If you are a non-citizen, you’ll likely agree. America the great seems to have forgotten the inscription on the Statue of Liberty. In theory, the idea of a country accepting the tired and poor seeking to breathe free sounds wonderful. However, those words seem contrary to the truth. The United States is in the midst of a deportation crisis. Unfortunately, one that could change your life as you know it.
Just when we thought the climate toward immigrants in the US couldn’t get any more hostile, our political leaders have once again outdone themselves. This past week, our legislature proved that it would shut down the government than deal with DACA. Hanging in the balance are the lives of thousands of “dreamers”: innocent people who were brought to the United States through no fault of their own as children, and have since made a life here.
For many of these people, the United States is the only country they know. Despite the roots dreamers and their families have established in their communities, ICE is more empowered than ever to deport them. In fact, you just have to look at national headlines to learn of the fate of Jorge Garcia.
Surely, you know the story. Jorge’s parents brought him to the United States from Mexico when he was just ten years old. There is no dispute that the family was undocumented. However, that happened thirty years ago. America is the only country that Jorge has known as an adult. Yet, last week he was deported to the land of his birth. His wife and children remain in the United States.
What Can You Do When Facing Deportation?
It has become increasingly difficult for undocumented immigrants to avoid deportation, regardless of the exemplary lives they’ve led here in the United States. Authorities seem more determined than ever to enforce the law to its fullest extent. Unfortunately, even those with legitimate green cards are now concerned about being asked to leave the country.
While the government decides the fate of over 11 million people, the only thing you can do is try to protect yourself and the people you care about. There are a variety of things you can do to manage better or alleviate the burden of deportation proceedings. Here are some suggestions:
- Do your best to put away funds that will assist your defense. If you are arrested for immigration reasons, you will be brought to a detention center. However, you may be able to buy some time before your hearing date. The court will set the amount of the immigration bond, but you will need funds to secure one.
- Establish contact with family or loved ones from your country of origin. This may be difficult for many, as life in the US is the only life they’ve ever known. It will, however, make the transition less scary and uncertain, should you be forced to leave.
- Enlist the help of local immigration advocacy organizations to help you gain support. These groups will offer logistical and, in some cases, legal advice so you can at least prolong your stay in the US while you exhaust all your options. Meanwhile, you should talk to an experienced and qualified immigration attorney, as well.
Without question, the deportation crisis is very real. Your first consideration should be a plan that extends your stay in the United States. This is why it is crucial that you have funds on hand to arrange for an immigration bond in the event you are picked up by the authorities.
The longer you’re allowed to stay, the better a plan you can develop to make sure your family and loved ones are taken care of in the event of the unthinkable.
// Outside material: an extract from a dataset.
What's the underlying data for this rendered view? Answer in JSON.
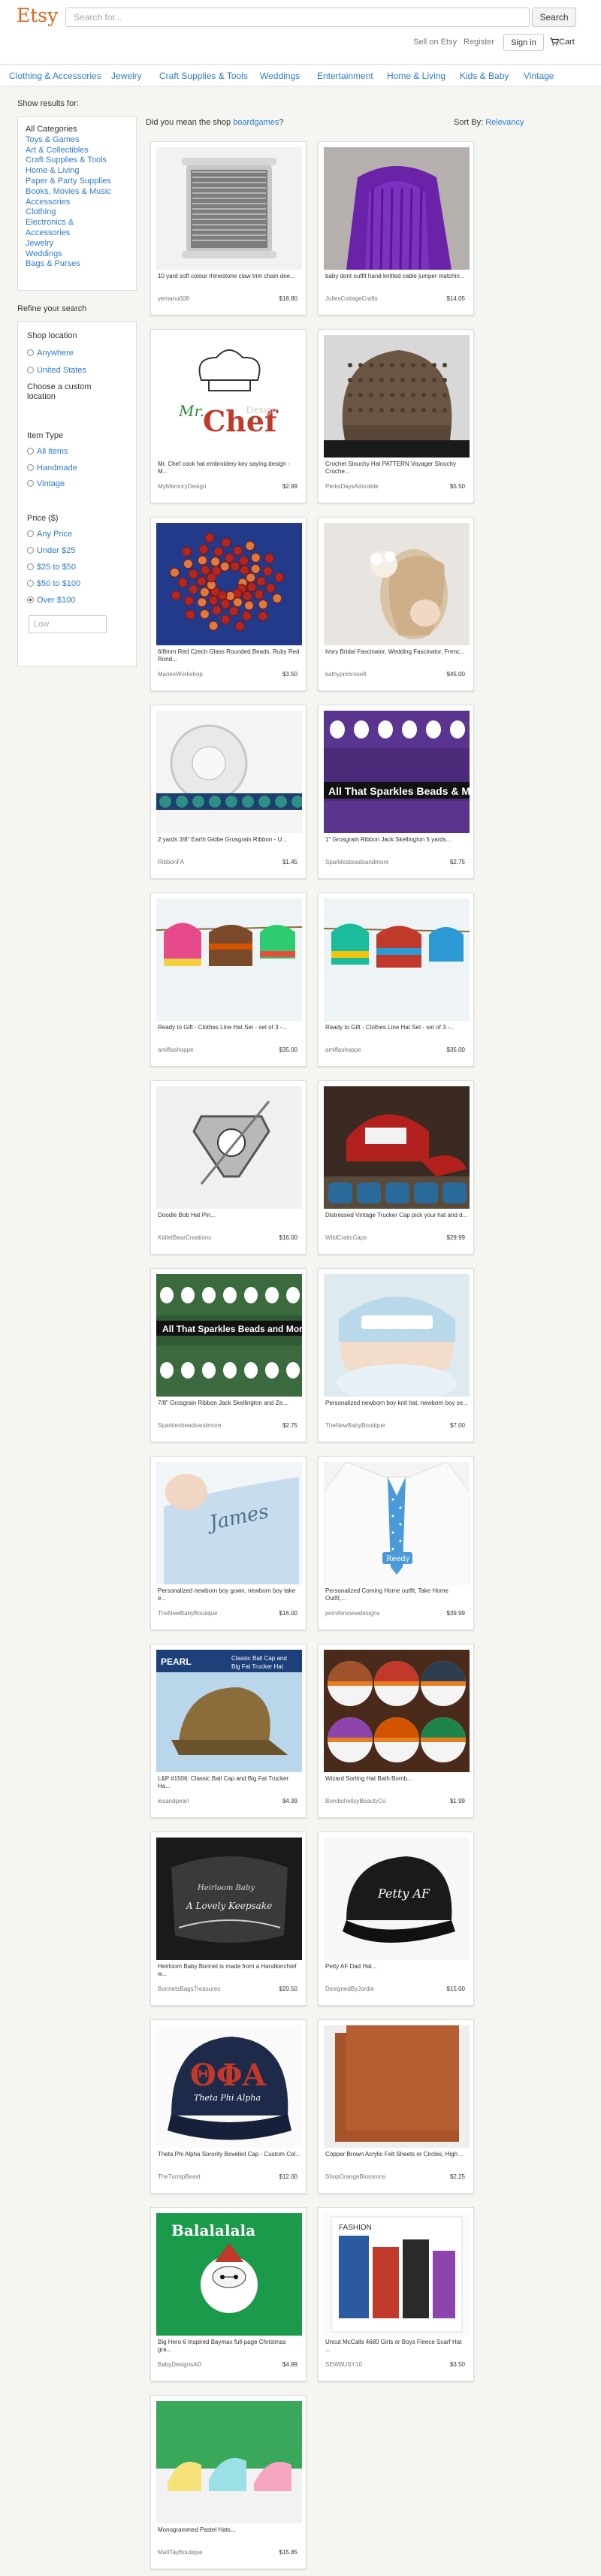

Believe it or not, there are things you can do to empower yourself in a situation over which you feel you have no control.
Maintain Your Freedom
It’s tough to fight the battle against deportation when you’re facing confinement. When you’re charged with immigration-related charges, time is of the essence. Freedom Federal Bonding Agency offers convenient, affordable and flexible immigration bonds to those facing deportation. Contact us today to learn more about how we can help you preserve your freedom as you work to sort out this issue.